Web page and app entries
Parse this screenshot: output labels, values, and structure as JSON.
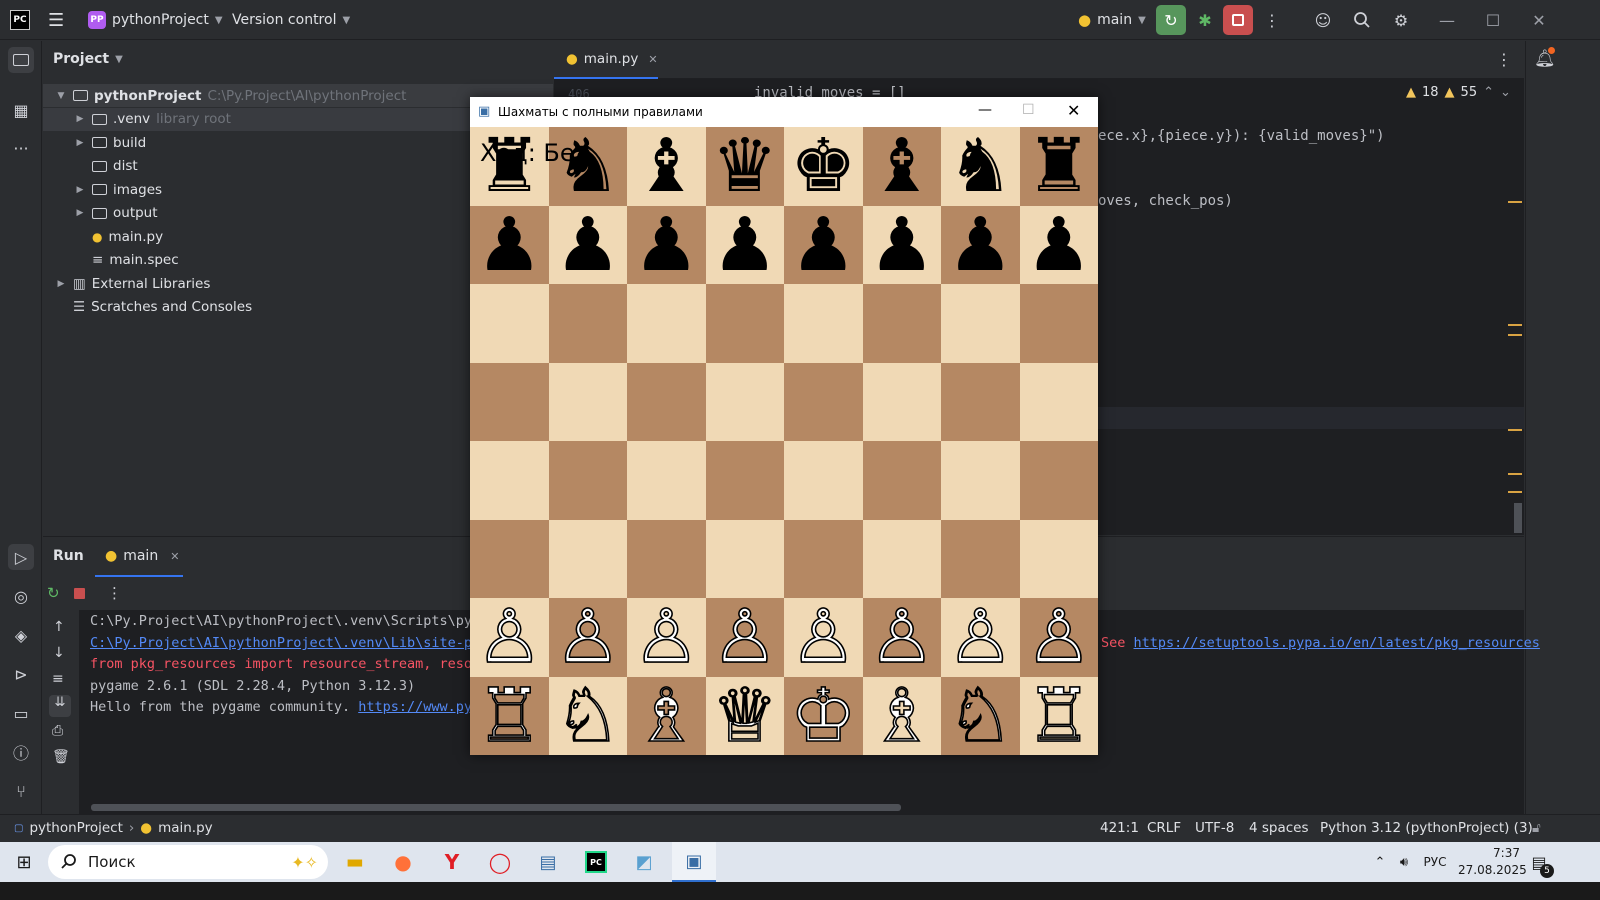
{
  "title_bar": {
    "project_badge": "PP",
    "project": "pythonProject",
    "vcs": "Version control",
    "run_config": "main"
  },
  "project_panel": {
    "title": "Project",
    "items": [
      {
        "label": "pythonProject",
        "hint": "C:\\Py.Project\\AI\\pythonProject",
        "indent": 0,
        "arrow": "down",
        "kind": "folder"
      },
      {
        "label": ".venv",
        "hint": "library root",
        "indent": 1,
        "arrow": "right",
        "kind": "folder"
      },
      {
        "label": "build",
        "hint": "",
        "indent": 1,
        "arrow": "right",
        "kind": "folder"
      },
      {
        "label": "dist",
        "hint": "",
        "indent": 1,
        "arrow": "",
        "kind": "folder"
      },
      {
        "label": "images",
        "hint": "",
        "indent": 1,
        "arrow": "right",
        "kind": "folder"
      },
      {
        "label": "output",
        "hint": "",
        "indent": 1,
        "arrow": "right",
        "kind": "folder"
      },
      {
        "label": "main.py",
        "hint": "",
        "indent": 1,
        "arrow": "",
        "kind": "python"
      },
      {
        "label": "main.spec",
        "hint": "",
        "indent": 1,
        "arrow": "",
        "kind": "text"
      },
      {
        "label": "External Libraries",
        "hint": "",
        "indent": 0,
        "arrow": "right",
        "kind": "library"
      },
      {
        "label": "Scratches and Consoles",
        "hint": "",
        "indent": 0,
        "arrow": "",
        "kind": "scratch"
      }
    ]
  },
  "editor": {
    "tab": "main.py",
    "warnings": "18",
    "weak_warnings": "55",
    "gutter_line": "406",
    "code_lines": [
      {
        "text": "invalid_moves = []",
        "prefix": ""
      },
      {
        "text": "ece.x},{piece.y}): {valid_moves}\")",
        "prefix": ""
      },
      {
        "text": "oves, check_pos)",
        "prefix": ""
      }
    ]
  },
  "run_panel": {
    "tab_run": "Run",
    "tab_main": "main",
    "lines": [
      {
        "text": "C:\\Py.Project\\AI\\pythonProject\\.venv\\Scripts\\pyth",
        "color": "#bcbec4",
        "link": ""
      },
      {
        "text": "",
        "color": "#f75464",
        "link": "C:\\Py.Project\\AI\\pythonProject\\.venv\\Lib\\site-pac"
      },
      {
        "text": "  from pkg_resources import resource_stream, reso",
        "color": "#f75464",
        "link": ""
      },
      {
        "text": "pygame 2.6.1 (SDL 2.28.4, Python 3.12.3)",
        "color": "#bcbec4",
        "link": ""
      },
      {
        "text": "Hello from the pygame community. ",
        "color": "#bcbec4",
        "link": "https://www.pyga"
      }
    ],
    "right_text": "See ",
    "right_link": "https://setuptools.pypa.io/en/latest/pkg_resources"
  },
  "statusbar": {
    "crumb_project": "pythonProject",
    "crumb_file": "main.py",
    "position": "421:1",
    "line_sep": "CRLF",
    "encoding": "UTF-8",
    "indent": "4 spaces",
    "interpreter": "Python 3.12 (pythonProject) (3)"
  },
  "taskbar": {
    "search": "Поиск",
    "lang": "РУС",
    "time": "7:37",
    "date": "27.08.2025",
    "notif": "5"
  },
  "game": {
    "title": "Шахматы с полными правилами",
    "turn_text": "Ход: Бе",
    "board": [
      [
        "♜",
        "♞",
        "♝",
        "♛",
        "♚",
        "♝",
        "♞",
        "♜"
      ],
      [
        "♟",
        "♟",
        "♟",
        "♟",
        "♟",
        "♟",
        "♟",
        "♟"
      ],
      [
        "",
        "",
        "",
        "",
        "",
        "",
        "",
        ""
      ],
      [
        "",
        "",
        "",
        "",
        "",
        "",
        "",
        ""
      ],
      [
        "",
        "",
        "",
        "",
        "",
        "",
        "",
        ""
      ],
      [
        "",
        "",
        "",
        "",
        "",
        "",
        "",
        ""
      ],
      [
        "♙",
        "♙",
        "♙",
        "♙",
        "♙",
        "♙",
        "♙",
        "♙"
      ],
      [
        "♖",
        "♘",
        "♗",
        "♕",
        "♔",
        "♗",
        "♘",
        "♖"
      ]
    ],
    "colors": {
      "light": "#f0d9b5",
      "dark": "#b58863"
    }
  }
}
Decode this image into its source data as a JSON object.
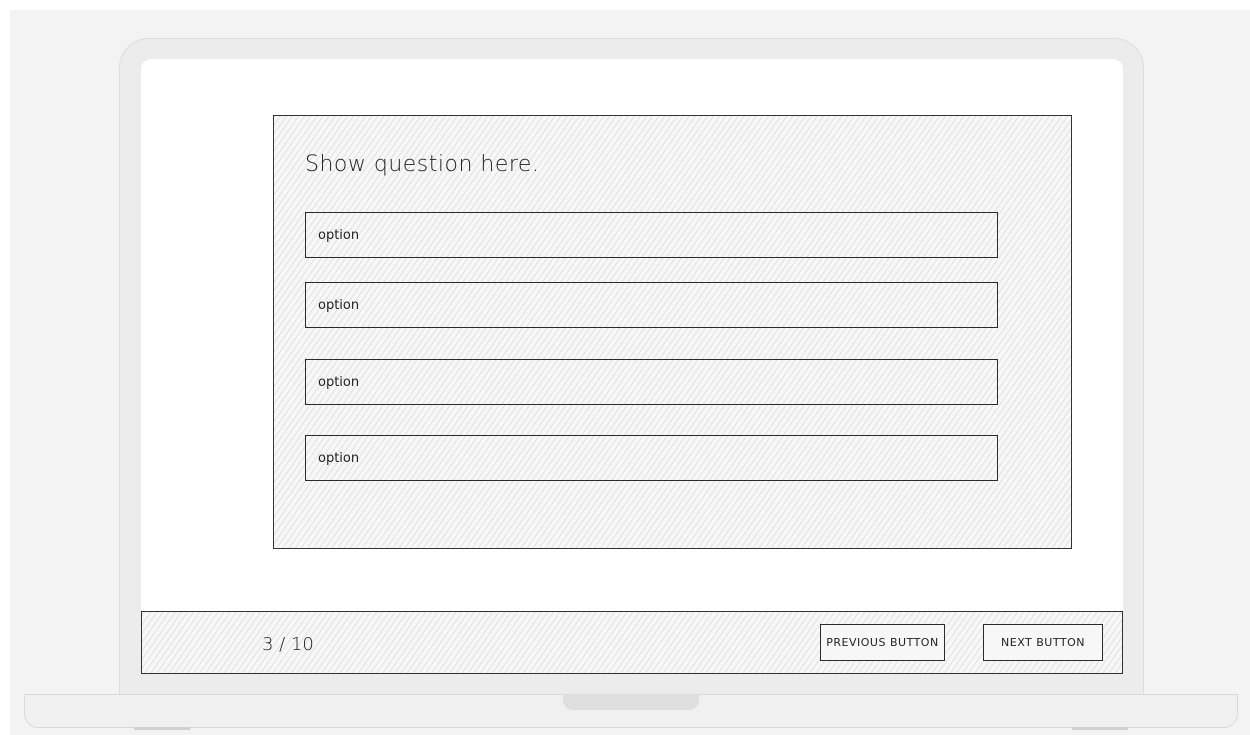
{
  "quiz": {
    "question": "Show question here.",
    "options": [
      {
        "label": "option"
      },
      {
        "label": "option"
      },
      {
        "label": "option"
      },
      {
        "label": "option"
      }
    ]
  },
  "footer": {
    "progress_text": "3 / 10",
    "current": 3,
    "total": 10,
    "previous_label": "PREVIOUS BUTTON",
    "next_label": "NEXT BUTTON"
  }
}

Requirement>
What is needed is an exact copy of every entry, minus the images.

Task solution>
Parse this screenshot: output labels, values, and structure as JSON.
{
  "title_bar": {
    "project_badge": "PP",
    "project": "pythonProject",
    "vcs": "Version control",
    "run_config": "main"
  },
  "project_panel": {
    "title": "Project",
    "items": [
      {
        "label": "pythonProject",
        "hint": "C:\\Py.Project\\AI\\pythonProject",
        "indent": 0,
        "arrow": "down",
        "kind": "folder"
      },
      {
        "label": ".venv",
        "hint": "library root",
        "indent": 1,
        "arrow": "right",
        "kind": "folder"
      },
      {
        "label": "build",
        "hint": "",
        "indent": 1,
        "arrow": "right",
        "kind": "folder"
      },
      {
        "label": "dist",
        "hint": "",
        "indent": 1,
        "arrow": "",
        "kind": "folder"
      },
      {
        "label": "images",
        "hint": "",
        "indent": 1,
        "arrow": "right",
        "kind": "folder"
      },
      {
        "label": "output",
        "hint": "",
        "indent": 1,
        "arrow": "right",
        "kind": "folder"
      },
      {
        "label": "main.py",
        "hint": "",
        "indent": 1,
        "arrow": "",
        "kind": "python"
      },
      {
        "label": "main.spec",
        "hint": "",
        "indent": 1,
        "arrow": "",
        "kind": "text"
      },
      {
        "label": "External Libraries",
        "hint": "",
        "indent": 0,
        "arrow": "right",
        "kind": "library"
      },
      {
        "label": "Scratches and Consoles",
        "hint": "",
        "indent": 0,
        "arrow": "",
        "kind": "scratch"
      }
    ]
  },
  "editor": {
    "tab": "main.py",
    "warnings": "18",
    "weak_warnings": "55",
    "gutter_line": "406",
    "code_lines": [
      {
        "text": "invalid_moves = []",
        "prefix": ""
      },
      {
        "text": "ece.x},{piece.y}): {valid_moves}\")",
        "prefix": ""
      },
      {
        "text": "oves, check_pos)",
        "prefix": ""
      }
    ]
  },
  "run_panel": {
    "tab_run": "Run",
    "tab_main": "main",
    "lines": [
      {
        "text": "C:\\Py.Project\\AI\\pythonProject\\.venv\\Scripts\\pyth",
        "color": "#bcbec4",
        "link": ""
      },
      {
        "text": "",
        "color": "#f75464",
        "link": "C:\\Py.Project\\AI\\pythonProject\\.venv\\Lib\\site-pac"
      },
      {
        "text": "  from pkg_resources import resource_stream, reso",
        "color": "#f75464",
        "link": ""
      },
      {
        "text": "pygame 2.6.1 (SDL 2.28.4, Python 3.12.3)",
        "color": "#bcbec4",
        "link": ""
      },
      {
        "text": "Hello from the pygame community. ",
        "color": "#bcbec4",
        "link": "https://www.pyga"
      }
    ],
    "right_text": "See ",
    "right_link": "https://setuptools.pypa.io/en/latest/pkg_resources"
  },
  "statusbar": {
    "crumb_project": "pythonProject",
    "crumb_file": "main.py",
    "position": "421:1",
    "line_sep": "CRLF",
    "encoding": "UTF-8",
    "indent": "4 spaces",
    "interpreter": "Python 3.12 (pythonProject) (3)"
  },
  "taskbar": {
    "search": "Поиск",
    "lang": "РУС",
    "time": "7:37",
    "date": "27.08.2025",
    "notif": "5"
  },
  "game": {
    "title": "Шахматы с полными правилами",
    "turn_text": "Ход: Бе",
    "board": [
      [
        "♜",
        "♞",
        "♝",
        "♛",
        "♚",
        "♝",
        "♞",
        "♜"
      ],
      [
        "♟",
        "♟",
        "♟",
        "♟",
        "♟",
        "♟",
        "♟",
        "♟"
      ],
      [
        "",
        "",
        "",
        "",
        "",
        "",
        "",
        ""
      ],
      [
        "",
        "",
        "",
        "",
        "",
        "",
        "",
        ""
      ],
      [
        "",
        "",
        "",
        "",
        "",
        "",
        "",
        ""
      ],
      [
        "",
        "",
        "",
        "",
        "",
        "",
        "",
        ""
      ],
      [
        "♙",
        "♙",
        "♙",
        "♙",
        "♙",
        "♙",
        "♙",
        "♙"
      ],
      [
        "♖",
        "♘",
        "♗",
        "♕",
        "♔",
        "♗",
        "♘",
        "♖"
      ]
    ],
    "colors": {
      "light": "#f0d9b5",
      "dark": "#b58863"
    }
  }
}
Decode this image into its source data as a JSON object.
{
  "quiz": {
    "question": "Show question here.",
    "options": [
      {
        "label": "option"
      },
      {
        "label": "option"
      },
      {
        "label": "option"
      },
      {
        "label": "option"
      }
    ]
  },
  "footer": {
    "progress_text": "3 / 10",
    "current": 3,
    "total": 10,
    "previous_label": "PREVIOUS BUTTON",
    "next_label": "NEXT BUTTON"
  }
}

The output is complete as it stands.